**** AVAILABLE DATA

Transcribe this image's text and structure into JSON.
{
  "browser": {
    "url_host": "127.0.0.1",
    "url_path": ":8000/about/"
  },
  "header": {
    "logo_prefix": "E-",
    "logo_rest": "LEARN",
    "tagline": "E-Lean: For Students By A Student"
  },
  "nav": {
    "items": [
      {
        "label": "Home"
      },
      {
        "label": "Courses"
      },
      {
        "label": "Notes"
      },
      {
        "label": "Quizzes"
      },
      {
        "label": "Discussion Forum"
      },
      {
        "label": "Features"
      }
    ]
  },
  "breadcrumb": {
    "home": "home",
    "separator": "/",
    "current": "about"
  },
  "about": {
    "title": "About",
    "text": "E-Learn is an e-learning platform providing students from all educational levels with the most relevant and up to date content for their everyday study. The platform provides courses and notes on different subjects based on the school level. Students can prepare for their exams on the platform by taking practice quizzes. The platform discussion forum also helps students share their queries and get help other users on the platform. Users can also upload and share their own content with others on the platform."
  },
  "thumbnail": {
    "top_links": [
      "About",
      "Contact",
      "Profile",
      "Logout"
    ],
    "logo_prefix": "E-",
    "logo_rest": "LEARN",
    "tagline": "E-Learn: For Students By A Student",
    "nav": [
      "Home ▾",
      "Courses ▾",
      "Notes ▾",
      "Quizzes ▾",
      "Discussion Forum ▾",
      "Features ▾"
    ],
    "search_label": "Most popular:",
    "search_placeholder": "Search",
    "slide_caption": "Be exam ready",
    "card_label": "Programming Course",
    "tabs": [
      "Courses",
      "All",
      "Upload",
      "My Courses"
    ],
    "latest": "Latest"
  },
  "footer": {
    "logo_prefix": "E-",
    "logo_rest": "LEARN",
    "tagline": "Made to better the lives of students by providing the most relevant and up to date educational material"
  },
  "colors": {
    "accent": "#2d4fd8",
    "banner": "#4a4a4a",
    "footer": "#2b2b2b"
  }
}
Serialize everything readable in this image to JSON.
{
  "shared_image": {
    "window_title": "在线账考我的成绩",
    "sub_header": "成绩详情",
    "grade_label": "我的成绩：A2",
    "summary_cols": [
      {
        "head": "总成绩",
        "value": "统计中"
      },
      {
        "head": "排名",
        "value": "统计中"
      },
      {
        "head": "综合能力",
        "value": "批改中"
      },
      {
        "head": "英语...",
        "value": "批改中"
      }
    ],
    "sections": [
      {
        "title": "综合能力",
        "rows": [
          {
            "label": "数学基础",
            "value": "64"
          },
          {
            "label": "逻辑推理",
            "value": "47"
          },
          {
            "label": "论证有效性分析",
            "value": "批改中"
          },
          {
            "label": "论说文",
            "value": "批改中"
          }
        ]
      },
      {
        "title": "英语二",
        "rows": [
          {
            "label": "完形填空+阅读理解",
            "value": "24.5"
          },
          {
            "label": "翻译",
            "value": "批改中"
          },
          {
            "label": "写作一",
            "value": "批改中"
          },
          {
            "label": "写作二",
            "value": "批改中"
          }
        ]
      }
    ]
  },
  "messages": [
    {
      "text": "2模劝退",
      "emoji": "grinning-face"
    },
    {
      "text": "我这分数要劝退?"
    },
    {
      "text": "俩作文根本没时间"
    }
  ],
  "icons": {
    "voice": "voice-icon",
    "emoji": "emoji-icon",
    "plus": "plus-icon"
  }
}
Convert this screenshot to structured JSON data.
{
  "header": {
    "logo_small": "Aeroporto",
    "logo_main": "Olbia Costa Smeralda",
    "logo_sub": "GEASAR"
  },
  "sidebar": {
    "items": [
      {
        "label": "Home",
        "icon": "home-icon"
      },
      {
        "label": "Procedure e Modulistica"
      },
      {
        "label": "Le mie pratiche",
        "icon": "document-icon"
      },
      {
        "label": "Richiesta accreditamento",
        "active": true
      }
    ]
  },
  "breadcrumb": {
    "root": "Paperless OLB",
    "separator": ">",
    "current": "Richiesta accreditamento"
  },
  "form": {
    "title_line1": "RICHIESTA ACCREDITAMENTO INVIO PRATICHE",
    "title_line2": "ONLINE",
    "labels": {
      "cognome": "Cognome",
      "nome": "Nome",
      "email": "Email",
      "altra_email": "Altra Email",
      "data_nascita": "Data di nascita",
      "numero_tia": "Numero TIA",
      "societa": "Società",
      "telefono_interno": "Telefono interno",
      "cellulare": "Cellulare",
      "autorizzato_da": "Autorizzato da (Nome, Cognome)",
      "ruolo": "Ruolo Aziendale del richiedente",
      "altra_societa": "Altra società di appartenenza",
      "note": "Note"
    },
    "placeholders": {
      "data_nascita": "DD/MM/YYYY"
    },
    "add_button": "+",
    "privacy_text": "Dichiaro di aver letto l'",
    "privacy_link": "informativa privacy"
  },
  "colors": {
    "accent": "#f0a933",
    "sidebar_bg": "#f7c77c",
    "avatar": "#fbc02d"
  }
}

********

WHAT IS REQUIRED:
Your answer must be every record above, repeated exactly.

WRITTEN ANSWER:
Transcribe this image's text and structure into JSON.
{
  "browser": {
    "url_host": "127.0.0.1",
    "url_path": ":8000/about/"
  },
  "header": {
    "logo_prefix": "E-",
    "logo_rest": "LEARN",
    "tagline": "E-Lean: For Students By A Student"
  },
  "nav": {
    "items": [
      {
        "label": "Home"
      },
      {
        "label": "Courses"
      },
      {
        "label": "Notes"
      },
      {
        "label": "Quizzes"
      },
      {
        "label": "Discussion Forum"
      },
      {
        "label": "Features"
      }
    ]
  },
  "breadcrumb": {
    "home": "home",
    "separator": "/",
    "current": "about"
  },
  "about": {
    "title": "About",
    "text": "E-Learn is an e-learning platform providing students from all educational levels with the most relevant and up to date content for their everyday study. The platform provides courses and notes on different subjects based on the school level. Students can prepare for their exams on the platform by taking practice quizzes. The platform discussion forum also helps students share their queries and get help other users on the platform. Users can also upload and share their own content with others on the platform."
  },
  "thumbnail": {
    "top_links": [
      "About",
      "Contact",
      "Profile",
      "Logout"
    ],
    "logo_prefix": "E-",
    "logo_rest": "LEARN",
    "tagline": "E-Learn: For Students By A Student",
    "nav": [
      "Home ▾",
      "Courses ▾",
      "Notes ▾",
      "Quizzes ▾",
      "Discussion Forum ▾",
      "Features ▾"
    ],
    "search_label": "Most popular:",
    "search_placeholder": "Search",
    "slide_caption": "Be exam ready",
    "card_label": "Programming Course",
    "tabs": [
      "Courses",
      "All",
      "Upload",
      "My Courses"
    ],
    "latest": "Latest"
  },
  "footer": {
    "logo_prefix": "E-",
    "logo_rest": "LEARN",
    "tagline": "Made to better the lives of students by providing the most relevant and up to date educational material"
  },
  "colors": {
    "accent": "#2d4fd8",
    "banner": "#4a4a4a",
    "footer": "#2b2b2b"
  }
}
Serialize everything readable in this image to JSON.
{
  "shared_image": {
    "window_title": "在线账考我的成绩",
    "sub_header": "成绩详情",
    "grade_label": "我的成绩：A2",
    "summary_cols": [
      {
        "head": "总成绩",
        "value": "统计中"
      },
      {
        "head": "排名",
        "value": "统计中"
      },
      {
        "head": "综合能力",
        "value": "批改中"
      },
      {
        "head": "英语...",
        "value": "批改中"
      }
    ],
    "sections": [
      {
        "title": "综合能力",
        "rows": [
          {
            "label": "数学基础",
            "value": "64"
          },
          {
            "label": "逻辑推理",
            "value": "47"
          },
          {
            "label": "论证有效性分析",
            "value": "批改中"
          },
          {
            "label": "论说文",
            "value": "批改中"
          }
        ]
      },
      {
        "title": "英语二",
        "rows": [
          {
            "label": "完形填空+阅读理解",
            "value": "24.5"
          },
          {
            "label": "翻译",
            "value": "批改中"
          },
          {
            "label": "写作一",
            "value": "批改中"
          },
          {
            "label": "写作二",
            "value": "批改中"
          }
        ]
      }
    ]
  },
  "messages": [
    {
      "text": "2模劝退",
      "emoji": "grinning-face"
    },
    {
      "text": "我这分数要劝退?"
    },
    {
      "text": "俩作文根本没时间"
    }
  ],
  "icons": {
    "voice": "voice-icon",
    "emoji": "emoji-icon",
    "plus": "plus-icon"
  }
}
Convert this screenshot to structured JSON data.
{
  "header": {
    "logo_small": "Aeroporto",
    "logo_main": "Olbia Costa Smeralda",
    "logo_sub": "GEASAR"
  },
  "sidebar": {
    "items": [
      {
        "label": "Home",
        "icon": "home-icon"
      },
      {
        "label": "Procedure e Modulistica"
      },
      {
        "label": "Le mie pratiche",
        "icon": "document-icon"
      },
      {
        "label": "Richiesta accreditamento",
        "active": true
      }
    ]
  },
  "breadcrumb": {
    "root": "Paperless OLB",
    "separator": ">",
    "current": "Richiesta accreditamento"
  },
  "form": {
    "title_line1": "RICHIESTA ACCREDITAMENTO INVIO PRATICHE",
    "title_line2": "ONLINE",
    "labels": {
      "cognome": "Cognome",
      "nome": "Nome",
      "email": "Email",
      "altra_email": "Altra Email",
      "data_nascita": "Data di nascita",
      "numero_tia": "Numero TIA",
      "societa": "Società",
      "telefono_interno": "Telefono interno",
      "cellulare": "Cellulare",
      "autorizzato_da": "Autorizzato da (Nome, Cognome)",
      "ruolo": "Ruolo Aziendale del richiedente",
      "altra_societa": "Altra società di appartenenza",
      "note": "Note"
    },
    "placeholders": {
      "data_nascita": "DD/MM/YYYY"
    },
    "add_button": "+",
    "privacy_text": "Dichiaro di aver letto l'",
    "privacy_link": "informativa privacy"
  },
  "colors": {
    "accent": "#f0a933",
    "sidebar_bg": "#f7c77c",
    "avatar": "#fbc02d"
  }
}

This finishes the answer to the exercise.